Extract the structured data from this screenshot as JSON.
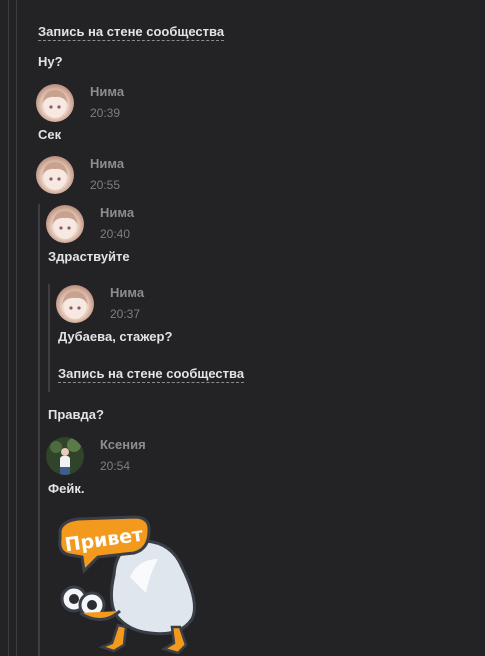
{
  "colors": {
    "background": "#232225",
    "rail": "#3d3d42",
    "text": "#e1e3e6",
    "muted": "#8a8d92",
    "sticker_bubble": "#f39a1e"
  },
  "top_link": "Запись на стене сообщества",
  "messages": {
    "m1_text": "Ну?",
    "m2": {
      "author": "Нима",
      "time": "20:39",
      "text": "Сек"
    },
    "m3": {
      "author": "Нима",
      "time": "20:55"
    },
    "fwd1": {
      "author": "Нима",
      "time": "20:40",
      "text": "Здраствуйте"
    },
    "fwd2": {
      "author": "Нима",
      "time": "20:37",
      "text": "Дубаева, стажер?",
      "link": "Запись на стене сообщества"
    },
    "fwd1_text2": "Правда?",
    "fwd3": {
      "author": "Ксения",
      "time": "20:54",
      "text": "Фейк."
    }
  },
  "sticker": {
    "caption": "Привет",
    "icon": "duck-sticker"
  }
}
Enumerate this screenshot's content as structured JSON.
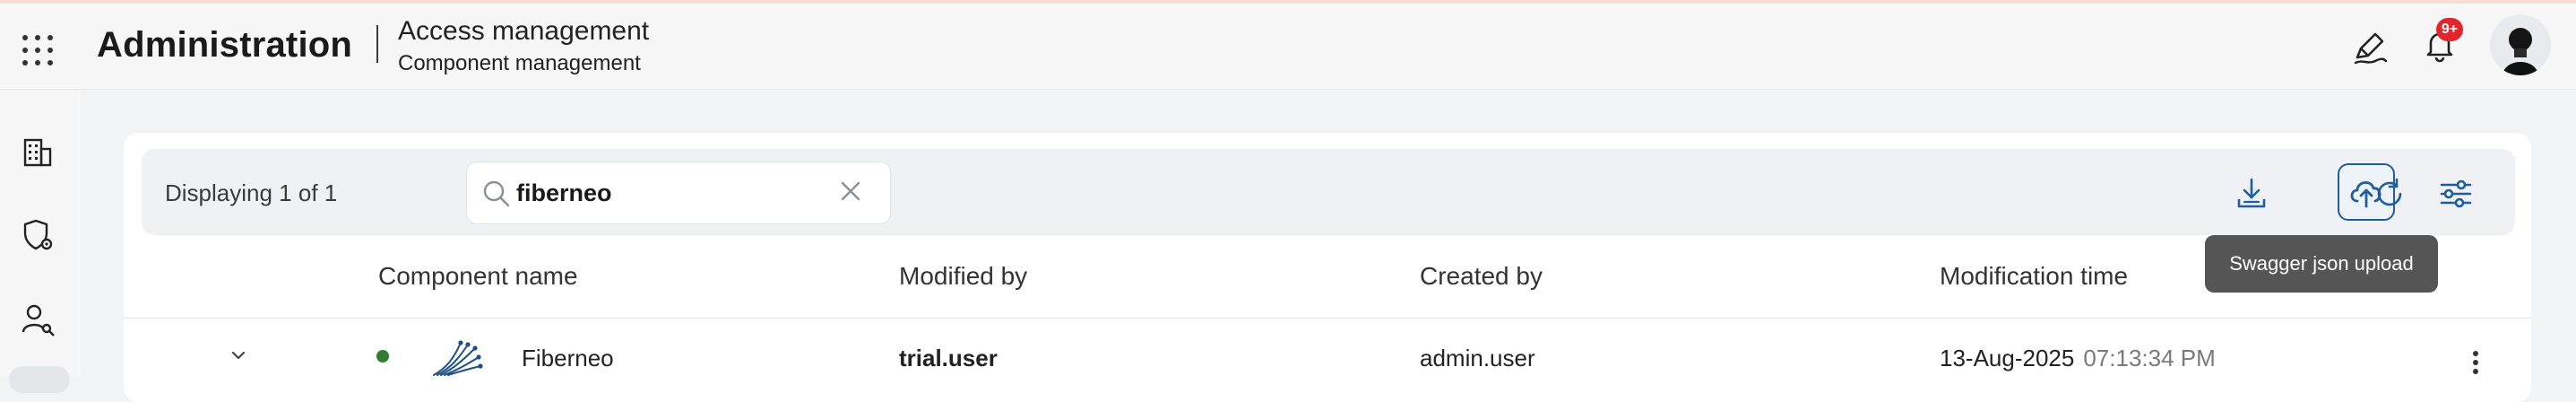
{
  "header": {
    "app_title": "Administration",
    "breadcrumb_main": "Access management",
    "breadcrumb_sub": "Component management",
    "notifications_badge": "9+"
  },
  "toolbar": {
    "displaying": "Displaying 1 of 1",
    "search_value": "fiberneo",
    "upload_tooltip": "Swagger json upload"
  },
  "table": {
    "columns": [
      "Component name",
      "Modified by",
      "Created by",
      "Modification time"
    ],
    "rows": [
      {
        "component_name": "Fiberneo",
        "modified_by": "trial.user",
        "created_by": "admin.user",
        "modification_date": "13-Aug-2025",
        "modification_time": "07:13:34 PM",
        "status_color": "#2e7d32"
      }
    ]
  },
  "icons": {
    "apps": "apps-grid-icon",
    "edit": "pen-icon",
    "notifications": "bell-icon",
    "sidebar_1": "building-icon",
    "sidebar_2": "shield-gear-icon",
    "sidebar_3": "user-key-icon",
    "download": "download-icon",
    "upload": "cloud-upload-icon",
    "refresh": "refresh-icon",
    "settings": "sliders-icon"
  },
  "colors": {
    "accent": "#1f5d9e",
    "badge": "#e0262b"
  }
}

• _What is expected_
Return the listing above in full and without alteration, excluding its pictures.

• _Solved problem_
Extract the structured data from this screenshot as JSON.
{
  "colors": {
    "background": "#232225",
    "rail": "#3d3d42",
    "text": "#e1e3e6",
    "muted": "#8a8d92",
    "sticker_bubble": "#f39a1e"
  },
  "top_link": "Запись на стене сообщества",
  "messages": {
    "m1_text": "Ну?",
    "m2": {
      "author": "Нима",
      "time": "20:39",
      "text": "Сек"
    },
    "m3": {
      "author": "Нима",
      "time": "20:55"
    },
    "fwd1": {
      "author": "Нима",
      "time": "20:40",
      "text": "Здраствуйте"
    },
    "fwd2": {
      "author": "Нима",
      "time": "20:37",
      "text": "Дубаева, стажер?",
      "link": "Запись на стене сообщества"
    },
    "fwd1_text2": "Правда?",
    "fwd3": {
      "author": "Ксения",
      "time": "20:54",
      "text": "Фейк."
    }
  },
  "sticker": {
    "caption": "Привет",
    "icon": "duck-sticker"
  }
}
Enumerate this screenshot's content as structured JSON.
{
  "header": {
    "app_title": "Administration",
    "breadcrumb_main": "Access management",
    "breadcrumb_sub": "Component management",
    "notifications_badge": "9+"
  },
  "toolbar": {
    "displaying": "Displaying 1 of 1",
    "search_value": "fiberneo",
    "upload_tooltip": "Swagger json upload"
  },
  "table": {
    "columns": [
      "Component name",
      "Modified by",
      "Created by",
      "Modification time"
    ],
    "rows": [
      {
        "component_name": "Fiberneo",
        "modified_by": "trial.user",
        "created_by": "admin.user",
        "modification_date": "13-Aug-2025",
        "modification_time": "07:13:34 PM",
        "status_color": "#2e7d32"
      }
    ]
  },
  "icons": {
    "apps": "apps-grid-icon",
    "edit": "pen-icon",
    "notifications": "bell-icon",
    "sidebar_1": "building-icon",
    "sidebar_2": "shield-gear-icon",
    "sidebar_3": "user-key-icon",
    "download": "download-icon",
    "upload": "cloud-upload-icon",
    "refresh": "refresh-icon",
    "settings": "sliders-icon"
  },
  "colors": {
    "accent": "#1f5d9e",
    "badge": "#e0262b"
  }
}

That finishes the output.